SOUTHERN UTAH — The Sky Report is presented as a public service by the Stellar Vista Observatory, a nonprofit organization based in Kanab, Utah, which provides opportunities for people to observe, appreciate and comprehend our starry night sky. Additional information is available online. Send questions and comments to [email protected].
Three planets are out tonight, one in the evening and two in the morning. The evening planet is Mars, which has been in the news because Perseverance recently landed on it and is beginning to go to work exploring its landing site and eventually looking for signs of ancient life. Mars is halfway up the southwestern sky as darkness falls, a few degrees above Aldebaran in Taurus, an orange star which is a hair brighter.
Your eyes don’t see color in low light levels, which is why everything is black and white at night, so the “red” planet Mars and orange star Aldebaran appear basically white unless you magnify them with binoculars – or better yet, a telescope – and trigger the color sensors in your eyes. Ditto for the giant orange star Betelgeuse in Orion to the left of Mars and Aldebaran.

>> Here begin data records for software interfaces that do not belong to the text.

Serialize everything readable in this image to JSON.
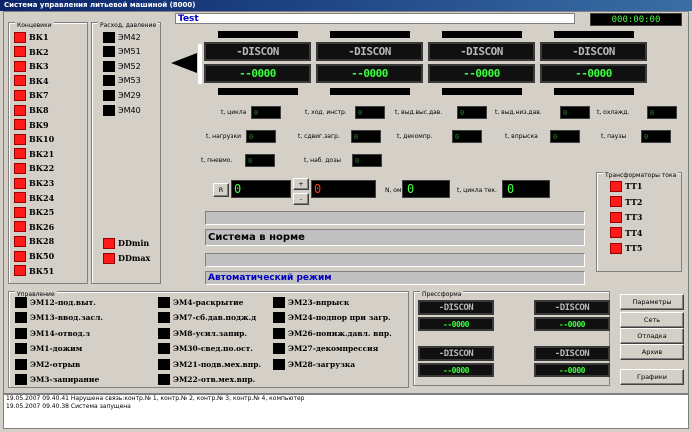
{
  "window": {
    "title": "Система управления литьевой машиной (8000)"
  },
  "test_label": "Test",
  "top_display": "000:00:00",
  "endswitches": {
    "title": "Концевики",
    "items": [
      "ВК1",
      "ВК2",
      "ВК3",
      "ВК4",
      "ВК7",
      "ВК8",
      "ВК9",
      "ВК10",
      "ВК21",
      "ВК22",
      "ВК23",
      "ВК24",
      "ВК25",
      "ВК26",
      "ВК28",
      "ВК50",
      "ВК51"
    ]
  },
  "flow": {
    "title": "Расход, давление",
    "items": [
      "ЭМ42",
      "ЭМ51",
      "ЭМ52",
      "ЭМ53",
      "ЭМ29",
      "ЭМ40"
    ],
    "pressure_items": [
      "DDmin",
      "DDmax"
    ]
  },
  "channels": [
    {
      "status": "-DISCON",
      "value": "--0000"
    },
    {
      "status": "-DISCON",
      "value": "--0000"
    },
    {
      "status": "-DISCON",
      "value": "--0000"
    },
    {
      "status": "-DISCON",
      "value": "--0000"
    }
  ],
  "params": [
    {
      "label": "t, цикла",
      "value": "0"
    },
    {
      "label": "t, ход. инстр.",
      "value": "0"
    },
    {
      "label": "t, выд.выс.дав.",
      "value": "0"
    },
    {
      "label": "t, выд.низ.дав.",
      "value": "0"
    },
    {
      "label": "t, охлажд.",
      "value": "0"
    },
    {
      "label": "t, нагрузки",
      "value": "0"
    },
    {
      "label": "t, сдвиг.загр.",
      "value": "0"
    },
    {
      "label": "t, декомпр.",
      "value": "0"
    },
    {
      "label": "t, впрыска",
      "value": "0"
    },
    {
      "label": "t, паузы",
      "value": "0"
    },
    {
      "label": "t, пневмо.",
      "value": "0"
    },
    {
      "label": "t, наб. дозы",
      "value": "0"
    }
  ],
  "counter": {
    "reset_label": "R",
    "value": "0",
    "red_value": "0",
    "up_label": "+",
    "down_label": "-",
    "n_label": "N, ом",
    "n_value": "0",
    "cycle_label": "t, цикла тек.",
    "cycle_value": "0"
  },
  "system_status": "Система в норме",
  "mode_status": "Автоматический режим",
  "transformers": {
    "title": "Трансформаторы тока",
    "items": [
      "ТТ1",
      "ТТ2",
      "ТТ3",
      "ТТ4",
      "ТТ5"
    ]
  },
  "control": {
    "title": "Управление",
    "col1": [
      "ЭМ12-под.выт.",
      "ЭМ13-ввод.засл.",
      "ЭМ14-отвод.з",
      "ЭМ1-дожим",
      "ЭМ2-отрыв",
      "ЭМ3-запирание"
    ],
    "col2": [
      "ЭМ4-раскрытие",
      "ЭМ7-сб.дав.подж.д",
      "ЭМ8-усил.запир.",
      "ЭМ30-свед.по.ост.",
      "ЭМ21-подв.мех.впр.",
      "ЭМ22-отв.мех.впр."
    ],
    "col3": [
      "ЭМ23-впрыск",
      "ЭМ24-подпор при загр.",
      "ЭМ26-пониж.давл. впр.",
      "ЭМ27-декомпрессия",
      "ЭМ28-загрузка"
    ]
  },
  "press_form": {
    "title": "Прессформа",
    "units": [
      {
        "status": "-DISCON",
        "value": "--0000"
      },
      {
        "status": "-DISCON",
        "value": "--0000"
      },
      {
        "status": "-DISCON",
        "value": "--0000"
      },
      {
        "status": "-DISCON",
        "value": "--0000"
      }
    ]
  },
  "buttons": {
    "params": "Параметры",
    "network": "Сеть",
    "debug": "Отладка",
    "archive": "Архив",
    "graphs": "Графики"
  },
  "log": [
    "19.05.2007 09.40.41 Нарушена связь:контр.№ 1, контр.№ 2, контр.№ 3, контр.№ 4, компьютер",
    "19.05.2007 09.40.38 Система запущена"
  ],
  "colors": {
    "led_on": "#ff1a1a",
    "led_off": "#000000",
    "title_blue": "#0a246a",
    "lcd_green": "#4aff4a"
  }
}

Jupiter and Saturn rise roughly two hours before the sun and are quite low in the southeast. Jupiter is brighter than any star, while Saturn is 1/13th as bright as Jupiter and is 11 degrees (the width of your fist held at arm’s length) to the right of Jupiter.

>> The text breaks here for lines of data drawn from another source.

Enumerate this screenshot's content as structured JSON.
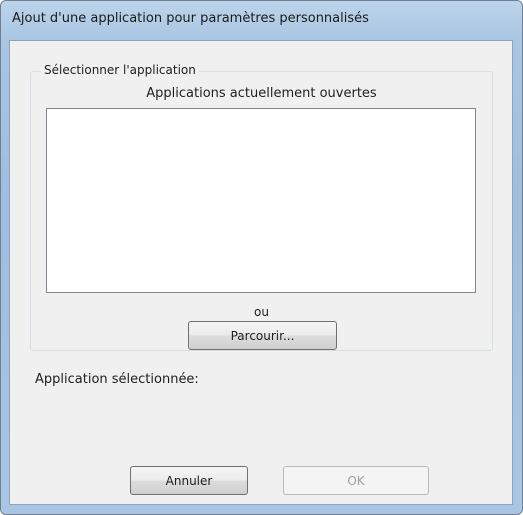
{
  "window": {
    "title": "Ajout d'une application pour paramètres personnalisés"
  },
  "group": {
    "label": "Sélectionner l'application",
    "list_caption": "Applications actuellement ouvertes",
    "list_items": [],
    "or_text": "ou",
    "browse_label": "Parcourir..."
  },
  "selected": {
    "label": "Application sélectionnée:",
    "value": ""
  },
  "buttons": {
    "cancel_label": "Annuler",
    "ok_label": "OK",
    "ok_enabled": false
  },
  "colors": {
    "frame": "#a9c5e2",
    "client": "#f0f0f0",
    "disabled_text": "#a0a0a0"
  }
}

Venus is behind the sun on Friday and theoretically moves into the evening sky the next night, but it’ll be a few months before it’s far enough from the sun, angle-wise, for us to actually see it. It will slowly become our “evening star” this summer.
The full moon on Sunday is the year’s first so-called “supermoon,” a word recently invented to mark the times when the moon is closer to Earth than average. The moon’s orbit is not perfectly round, and this year at closest (perigee) and farthest (apogee) it is 221,702 and 252,595 miles distant, respectively, a difference of 30,893 miles or 14%. The claim is that the moon looks bigger when it’s 14% closer and it looks special, but this is nothing but hype.

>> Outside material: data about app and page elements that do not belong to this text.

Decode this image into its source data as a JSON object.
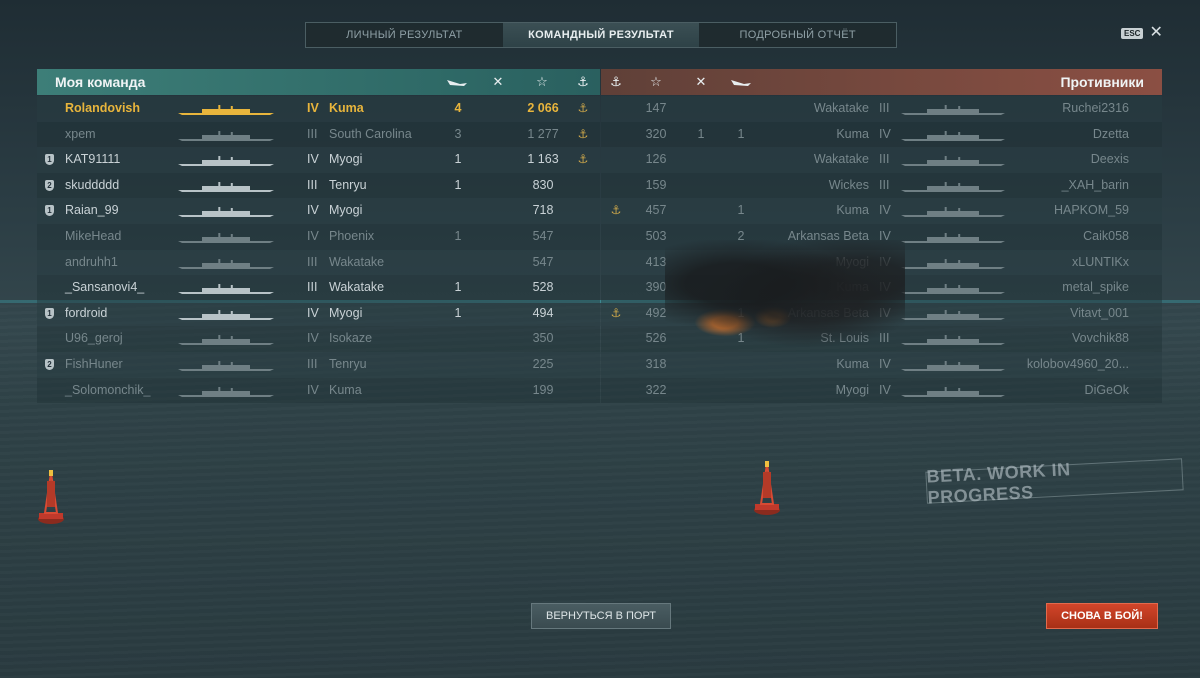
{
  "tabs": [
    {
      "label": "ЛИЧНЫЙ РЕЗУЛЬТАТ",
      "active": false
    },
    {
      "label": "КОМАНДНЫЙ РЕЗУЛЬТАТ",
      "active": true
    },
    {
      "label": "ПОДРОБНЫЙ ОТЧЁТ",
      "active": false
    }
  ],
  "esc_label": "ESC",
  "close_icon": "close-icon",
  "my_team": {
    "title": "Моя команда",
    "column_icons": [
      "torpedo-icon",
      "crossed-guns-icon",
      "star-icon",
      "anchor-icon"
    ],
    "rows": [
      {
        "player": "Rolandovish",
        "tier": "IV",
        "ship": "Kuma",
        "kills": "4",
        "xp": "2 066",
        "anchor": true,
        "badge": "",
        "state": "me"
      },
      {
        "player": "xpem",
        "tier": "III",
        "ship": "South Carolina",
        "kills": "3",
        "xp": "1 277",
        "anchor": true,
        "badge": "",
        "state": "dim"
      },
      {
        "player": "KAT91111",
        "tier": "IV",
        "ship": "Myogi",
        "kills": "1",
        "xp": "1 163",
        "anchor": true,
        "badge": "1",
        "state": "alive"
      },
      {
        "player": "skuddddd",
        "tier": "III",
        "ship": "Tenryu",
        "kills": "1",
        "xp": "830",
        "anchor": false,
        "badge": "2",
        "state": "alive"
      },
      {
        "player": "Raian_99",
        "tier": "IV",
        "ship": "Myogi",
        "kills": "",
        "xp": "718",
        "anchor": false,
        "badge": "1",
        "state": "alive"
      },
      {
        "player": "MikeHead",
        "tier": "IV",
        "ship": "Phoenix",
        "kills": "1",
        "xp": "547",
        "anchor": false,
        "badge": "",
        "state": "dim"
      },
      {
        "player": "andruhh1",
        "tier": "III",
        "ship": "Wakatake",
        "kills": "",
        "xp": "547",
        "anchor": false,
        "badge": "",
        "state": "dim"
      },
      {
        "player": "_Sansanovi4_",
        "tier": "III",
        "ship": "Wakatake",
        "kills": "1",
        "xp": "528",
        "anchor": false,
        "badge": "",
        "state": "alive"
      },
      {
        "player": "fordroid",
        "tier": "IV",
        "ship": "Myogi",
        "kills": "1",
        "xp": "494",
        "anchor": false,
        "badge": "1",
        "state": "alive"
      },
      {
        "player": "U96_geroj",
        "tier": "IV",
        "ship": "Isokaze",
        "kills": "",
        "xp": "350",
        "anchor": false,
        "badge": "",
        "state": "dim"
      },
      {
        "player": "FishHuner",
        "tier": "III",
        "ship": "Tenryu",
        "kills": "",
        "xp": "225",
        "anchor": false,
        "badge": "2",
        "state": "dim"
      },
      {
        "player": "_Solomonchik_",
        "tier": "IV",
        "ship": "Kuma",
        "kills": "",
        "xp": "199",
        "anchor": false,
        "badge": "",
        "state": "dim"
      }
    ]
  },
  "enemy_team": {
    "title": "Противники",
    "column_icons": [
      "anchor-icon",
      "star-icon",
      "crossed-guns-icon",
      "torpedo-icon"
    ],
    "rows": [
      {
        "anchor": false,
        "xp": "147",
        "damage": "",
        "kills": "",
        "ship": "Wakatake",
        "tier": "III",
        "player": "Ruchei2316",
        "state": "dim"
      },
      {
        "anchor": false,
        "xp": "320",
        "damage": "1",
        "kills": "1",
        "ship": "Kuma",
        "tier": "IV",
        "player": "Dzetta",
        "state": "dim"
      },
      {
        "anchor": false,
        "xp": "126",
        "damage": "",
        "kills": "",
        "ship": "Wakatake",
        "tier": "III",
        "player": "Deexis",
        "state": "dim"
      },
      {
        "anchor": false,
        "xp": "159",
        "damage": "",
        "kills": "",
        "ship": "Wickes",
        "tier": "III",
        "player": "_XAH_barin",
        "state": "dim"
      },
      {
        "anchor": true,
        "xp": "457",
        "damage": "",
        "kills": "1",
        "ship": "Kuma",
        "tier": "IV",
        "player": "HAPKOM_59",
        "state": "dim"
      },
      {
        "anchor": false,
        "xp": "503",
        "damage": "",
        "kills": "2",
        "ship": "Arkansas Beta",
        "tier": "IV",
        "player": "Caik058",
        "state": "dim"
      },
      {
        "anchor": false,
        "xp": "413",
        "damage": "",
        "kills": "",
        "ship": "Myogi",
        "tier": "IV",
        "player": "xLUNTIKx",
        "state": "dim"
      },
      {
        "anchor": false,
        "xp": "390",
        "damage": "",
        "kills": "",
        "ship": "Kuma",
        "tier": "IV",
        "player": "metal_spike",
        "state": "dim"
      },
      {
        "anchor": true,
        "xp": "492",
        "damage": "",
        "kills": "1",
        "ship": "Arkansas Beta",
        "tier": "IV",
        "player": "Vitavt_001",
        "state": "dim"
      },
      {
        "anchor": false,
        "xp": "526",
        "damage": "",
        "kills": "1",
        "ship": "St. Louis",
        "tier": "III",
        "player": "Vovchik88",
        "state": "dim"
      },
      {
        "anchor": false,
        "xp": "318",
        "damage": "",
        "kills": "",
        "ship": "Kuma",
        "tier": "IV",
        "player": "kolobov4960_20...",
        "state": "dim"
      },
      {
        "anchor": false,
        "xp": "322",
        "damage": "",
        "kills": "",
        "ship": "Myogi",
        "tier": "IV",
        "player": "DiGeOk",
        "state": "dim"
      }
    ]
  },
  "watermark": "BETA. WORK IN PROGRESS",
  "buttons": {
    "port": "ВЕРНУТЬСЯ В ПОРТ",
    "battle": "СНОВА В БОЙ!"
  },
  "colors": {
    "my_team_header": "#2f6a67",
    "enemy_header": "#7a4a3f",
    "highlight_player": "#e8b53c",
    "battle_button": "#c23b20"
  }
}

If the two moons were side-by-side you could tell which is larger, but in practice you will never notice from one month to the next which month’s moon is larger or smaller than any other. For some unfathomable reason the news media makes a big deal of it, raising expectations of something special, but of course half the time the moon is closer than average and the difference between “supermoon” and minimoon is too little to ever notice.
Written by JOHN MOSLEY. John Mosley was program supervisor of the Griffith Observatory in Los Angeles for 27 years and is the author of “Stargazing for Beginners” and “Stargazing with Binoculars and Telescopes”. He and his wife live in St. George where he continues to stargaze from his retirement home while serving on the advisory committee for Stellar Vista Observatory.